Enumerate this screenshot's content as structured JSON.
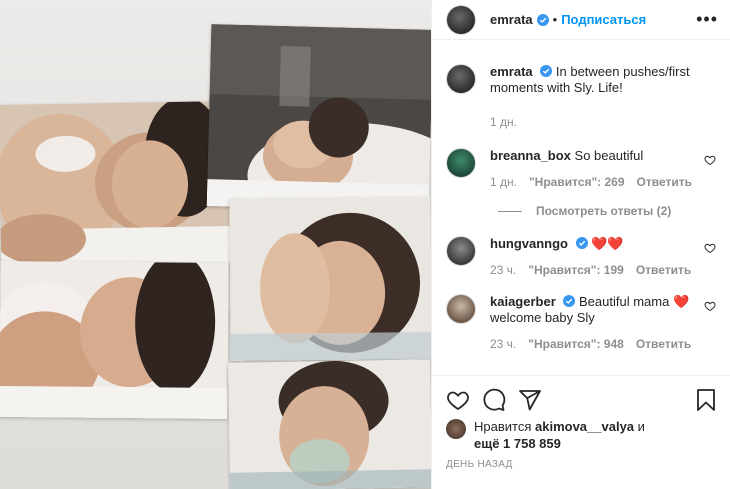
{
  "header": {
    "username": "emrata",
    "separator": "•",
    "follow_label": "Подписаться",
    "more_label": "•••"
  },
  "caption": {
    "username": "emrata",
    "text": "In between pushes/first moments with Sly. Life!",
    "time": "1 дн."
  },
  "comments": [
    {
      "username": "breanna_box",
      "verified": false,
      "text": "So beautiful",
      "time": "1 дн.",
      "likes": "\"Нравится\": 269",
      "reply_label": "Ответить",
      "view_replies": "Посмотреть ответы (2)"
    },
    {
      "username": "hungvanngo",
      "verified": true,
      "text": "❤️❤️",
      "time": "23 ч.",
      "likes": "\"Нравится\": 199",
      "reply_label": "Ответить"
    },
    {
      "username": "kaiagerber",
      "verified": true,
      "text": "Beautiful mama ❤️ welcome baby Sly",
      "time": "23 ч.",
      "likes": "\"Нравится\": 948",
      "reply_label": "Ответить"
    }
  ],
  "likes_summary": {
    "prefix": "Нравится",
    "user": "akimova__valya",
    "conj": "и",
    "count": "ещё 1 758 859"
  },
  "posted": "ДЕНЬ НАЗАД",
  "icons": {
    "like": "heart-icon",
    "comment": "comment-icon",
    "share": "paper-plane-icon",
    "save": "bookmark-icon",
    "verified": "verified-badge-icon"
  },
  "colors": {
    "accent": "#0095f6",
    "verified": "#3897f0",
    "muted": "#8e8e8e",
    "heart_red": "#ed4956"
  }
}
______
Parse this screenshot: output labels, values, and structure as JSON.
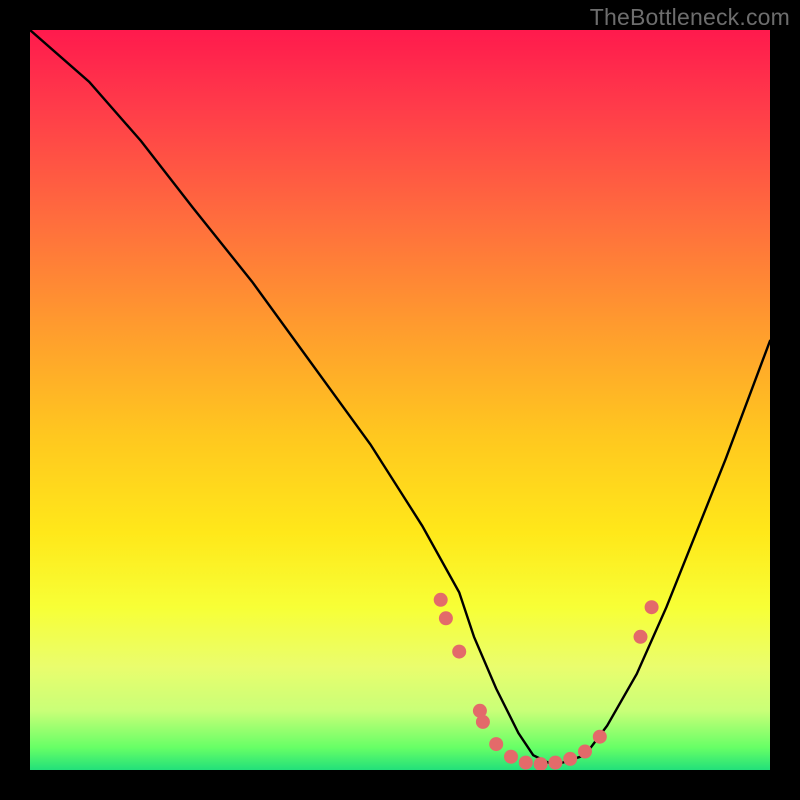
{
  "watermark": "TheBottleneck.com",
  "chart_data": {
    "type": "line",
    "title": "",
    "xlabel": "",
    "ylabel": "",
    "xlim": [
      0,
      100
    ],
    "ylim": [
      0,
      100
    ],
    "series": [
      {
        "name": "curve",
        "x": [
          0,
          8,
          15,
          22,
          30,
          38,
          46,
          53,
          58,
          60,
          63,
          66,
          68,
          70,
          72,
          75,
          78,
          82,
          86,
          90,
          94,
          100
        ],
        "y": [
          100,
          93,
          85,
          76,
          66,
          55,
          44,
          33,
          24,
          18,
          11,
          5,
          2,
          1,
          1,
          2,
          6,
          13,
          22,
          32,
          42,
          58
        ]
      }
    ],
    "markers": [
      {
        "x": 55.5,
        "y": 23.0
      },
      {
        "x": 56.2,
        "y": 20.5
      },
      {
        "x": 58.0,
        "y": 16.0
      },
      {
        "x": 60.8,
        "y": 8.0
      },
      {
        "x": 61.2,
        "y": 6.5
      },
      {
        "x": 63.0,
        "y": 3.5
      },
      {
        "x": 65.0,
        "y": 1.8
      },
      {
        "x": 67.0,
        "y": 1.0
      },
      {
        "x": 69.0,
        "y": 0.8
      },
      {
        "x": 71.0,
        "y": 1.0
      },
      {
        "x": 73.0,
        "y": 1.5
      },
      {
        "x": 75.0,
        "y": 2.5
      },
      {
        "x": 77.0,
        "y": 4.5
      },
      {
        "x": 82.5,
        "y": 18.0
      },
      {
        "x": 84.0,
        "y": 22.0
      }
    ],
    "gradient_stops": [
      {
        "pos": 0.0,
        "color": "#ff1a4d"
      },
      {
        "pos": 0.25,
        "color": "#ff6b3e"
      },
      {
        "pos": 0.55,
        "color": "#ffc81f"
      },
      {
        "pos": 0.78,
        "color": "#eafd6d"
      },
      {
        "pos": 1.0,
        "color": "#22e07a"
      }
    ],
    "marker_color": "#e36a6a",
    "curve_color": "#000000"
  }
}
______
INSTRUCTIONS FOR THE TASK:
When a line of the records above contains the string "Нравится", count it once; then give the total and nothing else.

ANSWER SECTION:
4